Skip to main content
European Commission logo
English English
CORDIS - EU research results
Content archived on 2024-06-18

Developement of robust and quantitative biosensors based on near-infrared two-dyed silicate nanoparticles

Final Report Summary - NIRNANOBIOSENS (Development of robust and quantitative biosensors based on near-infrared two-dyed silicate nanoparticles)

The aim of this project was to prepare near-infrared (NIR) ratiometric sensors based on silicate nanoparticles (NPs). The NIR optical properties provide a better resolution in biosamples, as well as a deeper penetration of the incident light and limit photodamages. Silicate nanoparticles offer highly engineerable platforms and enable a non-invasive probing of the targeted analyte. Ratiometric measurements allow the real-time monitoring of the analyte with a good spatial resolution. These nanosensors (NSs) are developed based on core-shell concept designs. The core is made from a spherical silicate (amorphous silica, zeolite) in which is embedded a reference NIR dye inert towards the targeted analyte as well as any potential interfering species. Then, a sensing shell is built up around this core either through surface immobilisation of an indicator dye or by secondary growth of a silicate shell which embeds the indicator dye.

Four NIR reference NPs have been successfully prepared. In particular, two different dyes supplied by Dyomics GmbH (Jena, Germany), DY680 and DY 751, have been covalently bound to the silica NP network via co-condensation with silica precursors during a modified Stober process. A squaraine dye was successfully synthesised in three steps within the pores of zeolite beta NPs. Another system, mitoxantrone@beta, was also prepared by sorption of the dye (mitoxantrone) to the zeolite NPs in the liquid phase. The yielded host-guest system was found to be stable. All the prepared NPs have been characterised in terms of morphological, structural and optical properties.

A pH-sensitive BODIPY dye was synthesised which gave promising results as a sensor in solution. Unfortunately, we were not able to obtain the compound in a satisfactory purity and attempts to prepare core-shell pH-NSs with the crude product were unsuccessful. Indeed, fluorescence of the indicator dye was largely quenched after immobilisation and no sensitivity to pH was observed. In parallel, NIR cyanine dye derivative bearing a receptor unit selective to Zn(II) was synthesised. Again, product purification was difficult to perform properly and the compound could not be recovered as pure as expected. Nevertheless, studies in solution showed a turn-off luminescence upon addition of Zn(II). The indicator dye, in its most pure form, was then immobilised onto the surface of amino-functionalised DY680-doped silica NPs. Only a preliminary study could have been carried out on time, the resulting NSs showing the expected response upon addition of Zn(II).

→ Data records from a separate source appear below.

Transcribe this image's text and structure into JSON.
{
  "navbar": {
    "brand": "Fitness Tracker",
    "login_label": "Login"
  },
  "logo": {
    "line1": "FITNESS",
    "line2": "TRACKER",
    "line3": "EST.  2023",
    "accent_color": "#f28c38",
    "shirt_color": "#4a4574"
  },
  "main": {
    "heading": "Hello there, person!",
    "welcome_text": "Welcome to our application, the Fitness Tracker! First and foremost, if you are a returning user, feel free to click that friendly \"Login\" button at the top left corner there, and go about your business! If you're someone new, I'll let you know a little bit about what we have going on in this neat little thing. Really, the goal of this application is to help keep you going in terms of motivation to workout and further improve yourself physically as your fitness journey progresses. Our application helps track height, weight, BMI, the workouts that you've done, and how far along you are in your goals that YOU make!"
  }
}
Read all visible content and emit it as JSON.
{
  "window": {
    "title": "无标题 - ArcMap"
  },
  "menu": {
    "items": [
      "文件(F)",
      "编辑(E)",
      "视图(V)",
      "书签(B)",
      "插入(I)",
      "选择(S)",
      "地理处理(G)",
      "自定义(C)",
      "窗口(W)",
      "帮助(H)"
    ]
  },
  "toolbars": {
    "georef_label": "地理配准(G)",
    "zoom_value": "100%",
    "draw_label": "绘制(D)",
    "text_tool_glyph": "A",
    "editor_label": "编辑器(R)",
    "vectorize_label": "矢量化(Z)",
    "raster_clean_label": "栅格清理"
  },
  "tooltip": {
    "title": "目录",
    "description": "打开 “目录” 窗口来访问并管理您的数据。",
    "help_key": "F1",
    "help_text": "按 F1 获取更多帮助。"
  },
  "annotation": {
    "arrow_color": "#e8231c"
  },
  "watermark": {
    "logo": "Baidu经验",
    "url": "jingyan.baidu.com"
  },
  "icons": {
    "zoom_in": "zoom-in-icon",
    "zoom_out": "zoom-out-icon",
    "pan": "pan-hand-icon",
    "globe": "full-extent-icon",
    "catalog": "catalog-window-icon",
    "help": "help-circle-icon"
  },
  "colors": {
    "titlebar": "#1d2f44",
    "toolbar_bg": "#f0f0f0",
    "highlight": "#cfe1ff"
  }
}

The optimisation of the NIR ratiometric NSs also consists of any further modification that can be done - typically at the interface - to improve the stability, the biocompatibility, the cell uptake or the cytosolic delivery. The surface modification with small organic ligands or polymer brushes as well as peptides and biomolecules have been investigated on model NPs. The resulting NPs were characterised in terms of size and surface charge. In particular, it has been evidenced that the grafting of aminosilane provides positive charge to the system at physiological pH. However, preliminary studies on living cells showed no significant difference between the uptake of modified and unmodified NPs. Some investigations in biosamples are still in progress. On another hand, the system mitoxantrone@beta was studied as a potential targetable nanocarrier of a cytostatic (mitoxantrone) on cancer cells showing a comparable activity with the free drug.

Even not accomplished to the best expectations, this project was carried out seriously and the results obtained provide a proof-of-concept towards NIR NSs. Complementary studies might be relevant to reach the initially planned scientific objectives, and beyond, to harvest the fruits of the resulting socio-economic impact.